[EXERCISE AIM]: Would you please copy out each entry exactly?

Stored data entries:
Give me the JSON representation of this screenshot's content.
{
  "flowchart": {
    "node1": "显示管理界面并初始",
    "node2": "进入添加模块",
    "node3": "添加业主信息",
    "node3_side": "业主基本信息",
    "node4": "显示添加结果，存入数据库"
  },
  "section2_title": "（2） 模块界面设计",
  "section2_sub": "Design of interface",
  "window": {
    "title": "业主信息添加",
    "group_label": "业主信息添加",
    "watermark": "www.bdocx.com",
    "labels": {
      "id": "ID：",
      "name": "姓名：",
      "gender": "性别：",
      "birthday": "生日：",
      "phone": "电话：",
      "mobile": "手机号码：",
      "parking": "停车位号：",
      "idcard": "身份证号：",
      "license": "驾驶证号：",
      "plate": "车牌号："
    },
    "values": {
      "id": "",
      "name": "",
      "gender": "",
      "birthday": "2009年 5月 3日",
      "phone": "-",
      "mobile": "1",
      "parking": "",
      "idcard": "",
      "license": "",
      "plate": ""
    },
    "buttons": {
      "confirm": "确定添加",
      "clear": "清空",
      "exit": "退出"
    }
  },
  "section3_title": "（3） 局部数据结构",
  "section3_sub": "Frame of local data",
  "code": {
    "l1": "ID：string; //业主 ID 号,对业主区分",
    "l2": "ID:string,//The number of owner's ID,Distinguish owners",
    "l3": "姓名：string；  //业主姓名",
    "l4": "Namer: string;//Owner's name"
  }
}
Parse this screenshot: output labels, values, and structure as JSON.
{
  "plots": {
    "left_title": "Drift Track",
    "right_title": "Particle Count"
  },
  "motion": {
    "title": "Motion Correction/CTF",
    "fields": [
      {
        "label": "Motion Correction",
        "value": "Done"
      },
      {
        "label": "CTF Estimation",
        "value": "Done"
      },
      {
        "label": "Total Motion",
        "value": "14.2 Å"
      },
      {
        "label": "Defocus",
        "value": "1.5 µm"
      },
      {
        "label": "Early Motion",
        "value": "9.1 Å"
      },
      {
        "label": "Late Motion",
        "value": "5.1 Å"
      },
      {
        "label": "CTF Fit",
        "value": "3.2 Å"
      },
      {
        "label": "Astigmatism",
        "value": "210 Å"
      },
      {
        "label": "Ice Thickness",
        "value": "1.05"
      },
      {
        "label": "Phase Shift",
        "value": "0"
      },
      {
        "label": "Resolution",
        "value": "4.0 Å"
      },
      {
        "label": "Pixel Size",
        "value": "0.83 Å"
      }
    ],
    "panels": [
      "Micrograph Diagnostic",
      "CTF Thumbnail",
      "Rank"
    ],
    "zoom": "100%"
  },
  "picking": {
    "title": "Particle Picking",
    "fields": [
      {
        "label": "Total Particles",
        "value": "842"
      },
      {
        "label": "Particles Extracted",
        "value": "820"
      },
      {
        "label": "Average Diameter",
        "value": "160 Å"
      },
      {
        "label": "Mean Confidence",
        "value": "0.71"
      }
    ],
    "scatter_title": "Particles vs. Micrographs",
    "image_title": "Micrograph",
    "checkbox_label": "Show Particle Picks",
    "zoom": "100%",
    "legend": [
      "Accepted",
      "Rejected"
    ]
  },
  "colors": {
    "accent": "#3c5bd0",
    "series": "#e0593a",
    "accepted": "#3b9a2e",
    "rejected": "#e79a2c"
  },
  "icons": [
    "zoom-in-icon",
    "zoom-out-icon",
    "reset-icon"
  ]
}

[OUTPUT OF THE TASK]:
Give me the JSON representation of this screenshot's content.
{
  "flowchart": {
    "node1": "显示管理界面并初始",
    "node2": "进入添加模块",
    "node3": "添加业主信息",
    "node3_side": "业主基本信息",
    "node4": "显示添加结果，存入数据库"
  },
  "section2_title": "（2） 模块界面设计",
  "section2_sub": "Design of interface",
  "window": {
    "title": "业主信息添加",
    "group_label": "业主信息添加",
    "watermark": "www.bdocx.com",
    "labels": {
      "id": "ID：",
      "name": "姓名：",
      "gender": "性别：",
      "birthday": "生日：",
      "phone": "电话：",
      "mobile": "手机号码：",
      "parking": "停车位号：",
      "idcard": "身份证号：",
      "license": "驾驶证号：",
      "plate": "车牌号："
    },
    "values": {
      "id": "",
      "name": "",
      "gender": "",
      "birthday": "2009年 5月 3日",
      "phone": "-",
      "mobile": "1",
      "parking": "",
      "idcard": "",
      "license": "",
      "plate": ""
    },
    "buttons": {
      "confirm": "确定添加",
      "clear": "清空",
      "exit": "退出"
    }
  },
  "section3_title": "（3） 局部数据结构",
  "section3_sub": "Frame of local data",
  "code": {
    "l1": "ID：string; //业主 ID 号,对业主区分",
    "l2": "ID:string,//The number of owner's ID,Distinguish owners",
    "l3": "姓名：string；  //业主姓名",
    "l4": "Namer: string;//Owner's name"
  }
}
Parse this screenshot: output labels, values, and structure as JSON.
{
  "plots": {
    "left_title": "Drift Track",
    "right_title": "Particle Count"
  },
  "motion": {
    "title": "Motion Correction/CTF",
    "fields": [
      {
        "label": "Motion Correction",
        "value": "Done"
      },
      {
        "label": "CTF Estimation",
        "value": "Done"
      },
      {
        "label": "Total Motion",
        "value": "14.2 Å"
      },
      {
        "label": "Defocus",
        "value": "1.5 µm"
      },
      {
        "label": "Early Motion",
        "value": "9.1 Å"
      },
      {
        "label": "Late Motion",
        "value": "5.1 Å"
      },
      {
        "label": "CTF Fit",
        "value": "3.2 Å"
      },
      {
        "label": "Astigmatism",
        "value": "210 Å"
      },
      {
        "label": "Ice Thickness",
        "value": "1.05"
      },
      {
        "label": "Phase Shift",
        "value": "0"
      },
      {
        "label": "Resolution",
        "value": "4.0 Å"
      },
      {
        "label": "Pixel Size",
        "value": "0.83 Å"
      }
    ],
    "panels": [
      "Micrograph Diagnostic",
      "CTF Thumbnail",
      "Rank"
    ],
    "zoom": "100%"
  },
  "picking": {
    "title": "Particle Picking",
    "fields": [
      {
        "label": "Total Particles",
        "value": "842"
      },
      {
        "label": "Particles Extracted",
        "value": "820"
      },
      {
        "label": "Average Diameter",
        "value": "160 Å"
      },
      {
        "label": "Mean Confidence",
        "value": "0.71"
      }
    ],
    "scatter_title": "Particles vs. Micrographs",
    "image_title": "Micrograph",
    "checkbox_label": "Show Particle Picks",
    "zoom": "100%",
    "legend": [
      "Accepted",
      "Rejected"
    ]
  },
  "colors": {
    "accent": "#3c5bd0",
    "series": "#e0593a",
    "accepted": "#3b9a2e",
    "rejected": "#e79a2c"
  },
  "icons": [
    "zoom-in-icon",
    "zoom-out-icon",
    "reset-icon"
  ]
}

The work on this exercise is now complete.